This is an article I saw in the online magazine Stereo Stickman. It was first published in January of 2016 but the advice is timeless. Please make your New Year’s resolution to get out and see some indie bands.
There’s no need for an introduction here, we’re diving right in. Time is of the essence.
1. You haven’t heard a new song you liked that you weren’t told you should like by the media, in a very long time. Go forth and find one. Songs tend to hit harder when you hear them performed live. Even if the performance wasn’t flawless. (At least you know it was live.)
2. You’re bored of watching television, Netflix and Youtube clips. You know how one sided it is. You won’t meet the love of your life there, or make any real friends. And you certainly won’t be appreciated for your presence. (The Youtube comments sections are, in many ways, more hellish than the gunky cavern your hand will find down the back of the couch.)
3. You’re less likely to find unlimited footage of these musicians online. If you want to experience something fresh, maybe even learn something – perhaps about the life of a real, hard working musician – you need to make the effort and get down to a show. Live music can be gripping and powerful, it can alter your perception and refresh your view of the world.
4. You might find yourself inspired and enthusiastic about your own musical potential.
5. Mainstream bands know what to write and how to perform to keep the money and the fame in full supply. There’s a particular set of systems that have been proven to work. Unknown musicians write and perform the things they feel, the music they are compelled to create, the unique experiences they’ve had in the cool and quiet underground. It’s not trying to please anyone, it doesn’t think too much of itself, it might even go wrong at some point; but it’s an actual persons creation, an impressive set of skills, developed in a cold, hard world, and without the population of an entire continent as it’s backing singers. They’re baring their souls in the hope that you’ll respond. It’s scary, and fun, and unexpected, and unique, and loud, and wonderful, and messy. The real world isn’t played on Radio 1. It’s right outside; just past your comfort zone.
6. You’ll only spend the money on pizza and diet coke if you stay in. Or alcohol, after which point you’ll wish you’d gone out and found something new and exciting to be a part of anyway, so it’s really barely a choice. Get out there.
7. Being one of the first to discover an incredible new band or artist is extremely exciting.
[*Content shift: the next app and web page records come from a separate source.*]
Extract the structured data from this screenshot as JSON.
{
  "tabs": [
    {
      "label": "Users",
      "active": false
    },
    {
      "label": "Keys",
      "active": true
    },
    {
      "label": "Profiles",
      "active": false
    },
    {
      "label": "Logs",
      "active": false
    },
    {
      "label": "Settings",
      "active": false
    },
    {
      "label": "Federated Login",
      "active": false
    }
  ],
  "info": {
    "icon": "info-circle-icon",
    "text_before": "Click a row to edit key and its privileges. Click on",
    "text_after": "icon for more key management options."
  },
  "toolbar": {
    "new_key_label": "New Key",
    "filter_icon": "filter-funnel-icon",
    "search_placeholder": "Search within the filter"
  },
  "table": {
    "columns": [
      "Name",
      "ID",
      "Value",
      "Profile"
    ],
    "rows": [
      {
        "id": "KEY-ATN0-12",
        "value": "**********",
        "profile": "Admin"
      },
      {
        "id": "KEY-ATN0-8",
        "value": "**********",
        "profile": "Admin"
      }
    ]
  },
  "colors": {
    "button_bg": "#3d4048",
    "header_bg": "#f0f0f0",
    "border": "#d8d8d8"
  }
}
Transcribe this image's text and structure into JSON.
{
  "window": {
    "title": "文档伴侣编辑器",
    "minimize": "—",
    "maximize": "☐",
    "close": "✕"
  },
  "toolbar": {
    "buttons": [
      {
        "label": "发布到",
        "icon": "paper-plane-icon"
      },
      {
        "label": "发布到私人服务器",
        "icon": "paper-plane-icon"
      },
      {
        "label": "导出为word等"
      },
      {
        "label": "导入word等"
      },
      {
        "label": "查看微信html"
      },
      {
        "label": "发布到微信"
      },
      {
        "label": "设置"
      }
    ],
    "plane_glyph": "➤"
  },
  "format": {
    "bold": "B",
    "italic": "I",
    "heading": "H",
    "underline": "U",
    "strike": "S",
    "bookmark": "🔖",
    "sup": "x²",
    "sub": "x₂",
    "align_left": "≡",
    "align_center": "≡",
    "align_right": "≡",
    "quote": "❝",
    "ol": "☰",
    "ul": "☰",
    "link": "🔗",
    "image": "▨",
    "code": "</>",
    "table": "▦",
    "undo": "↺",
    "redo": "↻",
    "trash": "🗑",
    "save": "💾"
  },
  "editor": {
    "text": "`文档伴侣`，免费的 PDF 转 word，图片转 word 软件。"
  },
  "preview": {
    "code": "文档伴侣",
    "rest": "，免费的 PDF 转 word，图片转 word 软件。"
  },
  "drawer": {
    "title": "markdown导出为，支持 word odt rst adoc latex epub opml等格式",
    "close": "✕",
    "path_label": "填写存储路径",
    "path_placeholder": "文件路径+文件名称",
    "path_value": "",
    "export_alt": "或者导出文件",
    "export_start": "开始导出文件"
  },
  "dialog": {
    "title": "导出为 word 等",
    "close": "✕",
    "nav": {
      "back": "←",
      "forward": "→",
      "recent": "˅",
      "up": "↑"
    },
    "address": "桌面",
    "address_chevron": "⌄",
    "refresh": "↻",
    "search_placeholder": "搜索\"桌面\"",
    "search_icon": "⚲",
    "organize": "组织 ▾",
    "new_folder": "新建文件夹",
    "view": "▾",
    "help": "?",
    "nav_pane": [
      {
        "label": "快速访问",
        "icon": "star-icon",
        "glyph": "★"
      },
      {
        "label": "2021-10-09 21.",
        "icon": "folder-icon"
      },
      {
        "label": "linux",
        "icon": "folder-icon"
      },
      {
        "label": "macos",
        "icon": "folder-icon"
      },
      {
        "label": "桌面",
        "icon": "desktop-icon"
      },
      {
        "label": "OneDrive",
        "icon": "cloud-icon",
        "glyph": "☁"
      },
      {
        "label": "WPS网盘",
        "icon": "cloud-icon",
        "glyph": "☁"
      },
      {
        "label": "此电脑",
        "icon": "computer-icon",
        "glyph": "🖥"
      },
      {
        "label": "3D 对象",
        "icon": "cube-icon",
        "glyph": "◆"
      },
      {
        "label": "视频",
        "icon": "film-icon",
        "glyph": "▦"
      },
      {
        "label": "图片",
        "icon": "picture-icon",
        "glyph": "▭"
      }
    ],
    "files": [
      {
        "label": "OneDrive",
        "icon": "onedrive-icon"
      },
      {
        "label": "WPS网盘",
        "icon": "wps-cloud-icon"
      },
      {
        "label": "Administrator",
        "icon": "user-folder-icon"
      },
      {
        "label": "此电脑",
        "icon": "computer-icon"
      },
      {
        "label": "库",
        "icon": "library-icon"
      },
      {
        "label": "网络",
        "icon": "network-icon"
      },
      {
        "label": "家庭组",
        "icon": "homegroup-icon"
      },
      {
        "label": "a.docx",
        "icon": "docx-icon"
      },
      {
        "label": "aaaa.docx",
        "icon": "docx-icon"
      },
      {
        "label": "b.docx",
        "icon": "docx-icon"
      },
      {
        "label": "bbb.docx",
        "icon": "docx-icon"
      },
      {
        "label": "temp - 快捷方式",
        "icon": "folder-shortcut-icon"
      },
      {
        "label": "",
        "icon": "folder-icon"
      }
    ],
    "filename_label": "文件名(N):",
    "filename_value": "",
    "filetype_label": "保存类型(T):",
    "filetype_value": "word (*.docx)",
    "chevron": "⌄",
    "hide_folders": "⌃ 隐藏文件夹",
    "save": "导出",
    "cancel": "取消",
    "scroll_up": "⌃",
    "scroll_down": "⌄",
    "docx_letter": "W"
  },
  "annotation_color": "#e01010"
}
You feel like you’re part of the elite few who know the world’s best kept secret. Plus, now is the best time to get up close and personal with these artists – just before they head off as a slightly bigger deal into the abyss of the world’s stages.
8. Music saves lives. Literally. If it hasn’t saved yours yet, you haven’t found the right music. You must keep searching.
9. Most lesser known bands and artists have very affordable, if not free, gig prices. You’ll be saving a ton of money by not going to the arena show to hear thousands of strangers sing the song louder than the star. And less people will get in your way (though a few more may spill their drinks on you, but that just increases the chances of making a new friend.)
10. If you don’t support underground music, it may very well disappear. Forever. And then you’ll have no choice but to listen to pop. You made it this far so it must be at the back of your mind to get out and see something new. Alternatively, if you’ve disagreed with points 1 -9, and yet you’re still reading; you possibly do need to get out more. In which case I strongly recommend a night out watching an unknown band; it may just be the thing that reignites that youthful glow in your soul. It’s still there – you know it is. Let it live. Let there be light. Let there be live music.
Rebecca Cullen writes for Stereo Stickman which is an online music magazine offering the latest in underground music news, as well as a platform through which unsigned artists can reach a wider audience.
Reprinted with permission.